So why should you not watch binge these two films? Quite simply, even though they seem to share the same characters and setting, they are completely different tones and viewpoints on fear. Richie Trashmouth is a perfect example of all these problems. In IT 1, Richie is the pressure release on the nightmare these kids find themselves dealing with. It is believe-able because while children live with the hope and desire for magic and monsters to be real, if confronted with them kids wouldn't turn into Ripley and stoically battle their worst fears off, they'd run, hide, battle with an equal level of valor, naiveté, fear, and silliness (because consequences don't seem to exist when you're 10). Richie the child is a silly, young boy.

Richie the adult is exactly the same person and THAT is the rub. There is a "secret" he's hiding that one might argue is arresting his development, but I don't buy it. He is the king of quips. NONSTOP. First off that is a sign that the filmmakers told Bill Hader to have a field day with his time on screen and they'd cherry pick the best jokes in the edit bay. Sadly, it appears they gave him too much rope and mixing his playful guile with the rest of the cast pushes the film past the comedy-horror mendoza line. Being too funny, makes the horror elements seem silly and if that isn't bad enough, Richie and Eddie are making gags (many of which don't work) at Pennywise's expense when they should be concerned they are about to breathe their last breath.

Finally, the "horror" in IT: Chapter 2 isn't the magical terror incited by the clown; that is what kids are scared of. The most horrifying thing is the first scene, wherein two gay men are attacked in the street and one is brutalized before being thrown off a bridge. That is far more shocking than when a surprise character's head appears and sprouts serrated spider legs.
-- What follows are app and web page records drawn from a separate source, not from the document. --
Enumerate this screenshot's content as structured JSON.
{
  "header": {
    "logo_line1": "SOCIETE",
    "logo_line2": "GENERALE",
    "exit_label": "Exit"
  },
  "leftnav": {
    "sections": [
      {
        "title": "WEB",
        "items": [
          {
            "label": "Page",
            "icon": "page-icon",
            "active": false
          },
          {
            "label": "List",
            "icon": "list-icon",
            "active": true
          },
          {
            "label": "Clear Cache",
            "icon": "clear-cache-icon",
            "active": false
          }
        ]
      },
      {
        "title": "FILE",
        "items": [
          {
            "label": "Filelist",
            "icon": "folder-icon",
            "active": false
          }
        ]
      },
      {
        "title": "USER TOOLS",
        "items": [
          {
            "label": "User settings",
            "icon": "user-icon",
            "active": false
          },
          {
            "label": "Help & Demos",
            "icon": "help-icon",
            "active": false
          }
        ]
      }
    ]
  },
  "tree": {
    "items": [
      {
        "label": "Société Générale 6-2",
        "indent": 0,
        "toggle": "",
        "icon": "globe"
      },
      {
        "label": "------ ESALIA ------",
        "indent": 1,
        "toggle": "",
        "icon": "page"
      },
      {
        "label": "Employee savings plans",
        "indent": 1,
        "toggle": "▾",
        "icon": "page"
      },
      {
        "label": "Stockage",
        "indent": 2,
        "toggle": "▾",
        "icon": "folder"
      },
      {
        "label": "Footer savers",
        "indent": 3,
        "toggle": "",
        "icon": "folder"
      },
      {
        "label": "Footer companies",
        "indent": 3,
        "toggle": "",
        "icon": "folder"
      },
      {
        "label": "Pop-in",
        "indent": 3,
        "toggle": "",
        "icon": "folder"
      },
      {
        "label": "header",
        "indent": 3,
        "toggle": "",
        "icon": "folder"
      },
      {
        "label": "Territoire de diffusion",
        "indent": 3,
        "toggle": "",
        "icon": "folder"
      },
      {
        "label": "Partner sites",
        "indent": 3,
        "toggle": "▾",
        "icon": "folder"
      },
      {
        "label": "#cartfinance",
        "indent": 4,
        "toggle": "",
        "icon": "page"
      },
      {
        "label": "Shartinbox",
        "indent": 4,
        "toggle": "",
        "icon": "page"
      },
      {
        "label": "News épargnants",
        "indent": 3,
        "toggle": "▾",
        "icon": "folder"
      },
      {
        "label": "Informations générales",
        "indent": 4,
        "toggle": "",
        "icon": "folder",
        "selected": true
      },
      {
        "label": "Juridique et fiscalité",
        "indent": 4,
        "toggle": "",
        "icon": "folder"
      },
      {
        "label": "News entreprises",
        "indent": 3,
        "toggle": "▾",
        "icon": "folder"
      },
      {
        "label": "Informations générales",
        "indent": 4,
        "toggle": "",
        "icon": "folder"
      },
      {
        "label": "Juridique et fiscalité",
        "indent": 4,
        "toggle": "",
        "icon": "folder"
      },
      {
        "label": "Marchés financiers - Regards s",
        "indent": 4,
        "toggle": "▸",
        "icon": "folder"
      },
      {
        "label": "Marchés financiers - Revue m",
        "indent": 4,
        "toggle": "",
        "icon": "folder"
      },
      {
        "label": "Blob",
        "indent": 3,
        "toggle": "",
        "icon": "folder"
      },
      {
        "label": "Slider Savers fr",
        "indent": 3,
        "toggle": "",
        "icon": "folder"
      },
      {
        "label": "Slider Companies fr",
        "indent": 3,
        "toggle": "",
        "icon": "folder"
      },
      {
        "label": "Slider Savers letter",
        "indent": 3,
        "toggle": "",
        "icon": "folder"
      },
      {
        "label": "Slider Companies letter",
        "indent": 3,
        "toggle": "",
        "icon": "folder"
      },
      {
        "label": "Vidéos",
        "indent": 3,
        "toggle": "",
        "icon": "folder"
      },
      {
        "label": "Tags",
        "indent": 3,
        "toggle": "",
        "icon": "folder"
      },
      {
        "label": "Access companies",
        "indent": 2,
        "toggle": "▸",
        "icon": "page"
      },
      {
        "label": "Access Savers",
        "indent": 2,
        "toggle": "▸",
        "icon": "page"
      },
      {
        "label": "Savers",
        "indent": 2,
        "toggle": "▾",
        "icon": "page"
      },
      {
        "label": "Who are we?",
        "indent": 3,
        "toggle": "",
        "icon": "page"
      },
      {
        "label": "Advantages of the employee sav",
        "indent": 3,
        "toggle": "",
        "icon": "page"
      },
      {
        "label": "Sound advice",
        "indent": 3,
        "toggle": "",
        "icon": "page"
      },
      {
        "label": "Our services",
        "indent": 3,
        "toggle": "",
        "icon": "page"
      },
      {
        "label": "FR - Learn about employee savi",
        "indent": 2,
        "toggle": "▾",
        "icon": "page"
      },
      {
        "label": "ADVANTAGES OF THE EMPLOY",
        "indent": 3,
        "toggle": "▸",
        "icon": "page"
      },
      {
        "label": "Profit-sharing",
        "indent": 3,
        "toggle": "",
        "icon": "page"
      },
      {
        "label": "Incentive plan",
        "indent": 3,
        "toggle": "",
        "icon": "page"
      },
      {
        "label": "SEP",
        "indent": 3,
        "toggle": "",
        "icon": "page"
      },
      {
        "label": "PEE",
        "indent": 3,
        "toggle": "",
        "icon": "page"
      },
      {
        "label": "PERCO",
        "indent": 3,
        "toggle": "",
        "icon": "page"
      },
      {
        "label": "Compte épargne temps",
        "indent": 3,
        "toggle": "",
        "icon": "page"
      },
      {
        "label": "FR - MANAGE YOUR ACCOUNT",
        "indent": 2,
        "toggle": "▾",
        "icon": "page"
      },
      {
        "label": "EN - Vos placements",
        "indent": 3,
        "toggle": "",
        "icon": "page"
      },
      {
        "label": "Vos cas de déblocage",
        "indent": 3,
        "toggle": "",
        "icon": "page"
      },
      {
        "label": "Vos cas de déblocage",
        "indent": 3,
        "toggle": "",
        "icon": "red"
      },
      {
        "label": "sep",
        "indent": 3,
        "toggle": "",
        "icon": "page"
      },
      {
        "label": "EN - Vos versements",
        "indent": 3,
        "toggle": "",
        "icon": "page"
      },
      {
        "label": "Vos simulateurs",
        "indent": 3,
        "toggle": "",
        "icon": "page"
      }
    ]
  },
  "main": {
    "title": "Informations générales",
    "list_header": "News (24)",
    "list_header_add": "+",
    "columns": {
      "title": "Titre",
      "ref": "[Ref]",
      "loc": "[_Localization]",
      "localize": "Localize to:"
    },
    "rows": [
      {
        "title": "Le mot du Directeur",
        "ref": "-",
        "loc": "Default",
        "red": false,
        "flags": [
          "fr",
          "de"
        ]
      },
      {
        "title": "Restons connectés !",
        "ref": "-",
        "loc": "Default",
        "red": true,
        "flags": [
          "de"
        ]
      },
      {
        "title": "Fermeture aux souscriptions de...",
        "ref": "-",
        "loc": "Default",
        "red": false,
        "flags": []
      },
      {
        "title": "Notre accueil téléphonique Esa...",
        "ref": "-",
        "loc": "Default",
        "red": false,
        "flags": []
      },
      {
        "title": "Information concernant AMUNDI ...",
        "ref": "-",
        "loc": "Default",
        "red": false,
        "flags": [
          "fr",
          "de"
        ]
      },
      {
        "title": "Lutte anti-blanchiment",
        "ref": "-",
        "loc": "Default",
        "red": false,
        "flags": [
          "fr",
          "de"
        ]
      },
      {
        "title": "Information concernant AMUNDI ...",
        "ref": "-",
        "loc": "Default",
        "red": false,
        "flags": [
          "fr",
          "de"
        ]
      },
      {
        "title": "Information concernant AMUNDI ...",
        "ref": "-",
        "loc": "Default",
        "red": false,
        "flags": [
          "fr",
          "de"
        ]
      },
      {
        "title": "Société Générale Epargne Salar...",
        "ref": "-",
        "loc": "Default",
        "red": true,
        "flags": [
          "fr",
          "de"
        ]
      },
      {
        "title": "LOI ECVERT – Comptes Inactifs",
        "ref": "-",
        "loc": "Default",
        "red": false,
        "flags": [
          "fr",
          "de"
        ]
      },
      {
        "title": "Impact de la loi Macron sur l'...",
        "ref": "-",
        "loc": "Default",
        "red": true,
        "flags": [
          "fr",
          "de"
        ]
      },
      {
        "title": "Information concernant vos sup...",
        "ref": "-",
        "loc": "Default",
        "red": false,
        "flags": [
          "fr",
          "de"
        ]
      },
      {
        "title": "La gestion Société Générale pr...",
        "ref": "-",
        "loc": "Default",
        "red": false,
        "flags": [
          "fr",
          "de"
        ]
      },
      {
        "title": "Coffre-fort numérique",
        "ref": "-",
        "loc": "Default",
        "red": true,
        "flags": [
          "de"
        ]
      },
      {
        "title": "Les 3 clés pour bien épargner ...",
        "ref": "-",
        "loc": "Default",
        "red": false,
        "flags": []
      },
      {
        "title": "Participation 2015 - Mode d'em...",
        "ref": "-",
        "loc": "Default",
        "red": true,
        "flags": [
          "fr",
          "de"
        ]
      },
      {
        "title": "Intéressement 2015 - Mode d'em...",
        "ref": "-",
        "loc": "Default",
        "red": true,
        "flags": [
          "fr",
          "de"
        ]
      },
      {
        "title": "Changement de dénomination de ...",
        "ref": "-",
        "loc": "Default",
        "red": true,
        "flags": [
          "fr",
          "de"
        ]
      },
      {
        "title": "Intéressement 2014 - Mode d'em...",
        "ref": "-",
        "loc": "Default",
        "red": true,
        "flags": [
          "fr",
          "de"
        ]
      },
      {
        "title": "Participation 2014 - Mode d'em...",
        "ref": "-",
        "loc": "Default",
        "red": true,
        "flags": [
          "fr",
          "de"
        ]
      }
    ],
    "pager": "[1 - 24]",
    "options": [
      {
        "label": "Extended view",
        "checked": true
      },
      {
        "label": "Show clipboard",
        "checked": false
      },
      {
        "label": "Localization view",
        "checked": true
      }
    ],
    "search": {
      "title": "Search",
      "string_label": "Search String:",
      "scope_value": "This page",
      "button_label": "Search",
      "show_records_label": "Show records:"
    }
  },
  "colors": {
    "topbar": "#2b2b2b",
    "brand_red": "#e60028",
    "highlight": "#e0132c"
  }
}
Real world adults fear things that are the worst possible outcome of real life and when you start a movie by setting this benchmark, mixing in hellscape gross-out creatures seems childish. While arresting, the scene decimates the impact of the forthcoming fantastical elements in the entire run time.

So to summarize, IT: Chapter 1 followed the straight and narrow line of creeping out kids with their nightmares brought to life. IT: Chapter 2 brings those same childish nightmares to life over-and-over-and-over-and-over-and-over-and-over again (If you thought six overs was gratuitous, imagine how you'd feel seeing that on the screen except what you're watching carries no weight or stakes).

Additional gripes with IT: Chapter 2 include, but are not limited to:

  • There are three too many characters to give everyone side adventures that are basically remixes of a scene the audience just sat through.
  • Mike in It 2 is a horribly written exposition machine.
  • Pennywise feeds on victims who are afraid of him, although neither the near-death Adrian and birthmarked little girl are most certainly not.
  • It varies from scene to scene whether Pennywise's horror-illusions have physical impact or are simply holograms.
  • Pennywise can change spatial relativity but never uses it to his advantage it matters.
  • What the audience is told Pennywise must be defeated seems extremely convoluted and cheesy.
    • Not to mention unnecessary when there is a perfect good final blow that could have been the goal all along. 
  • I will never make another Return of the King joke after this movie refused to end.
Sorry if I went a little long here but Warner Brothers didn't see a problem with it so why should I? If you completely disagree with me, please take a couple thousand words to explain yourself in the comment section.

Patrick Boberg is an avid film fan, part-time film director and co-founder of FWOAC.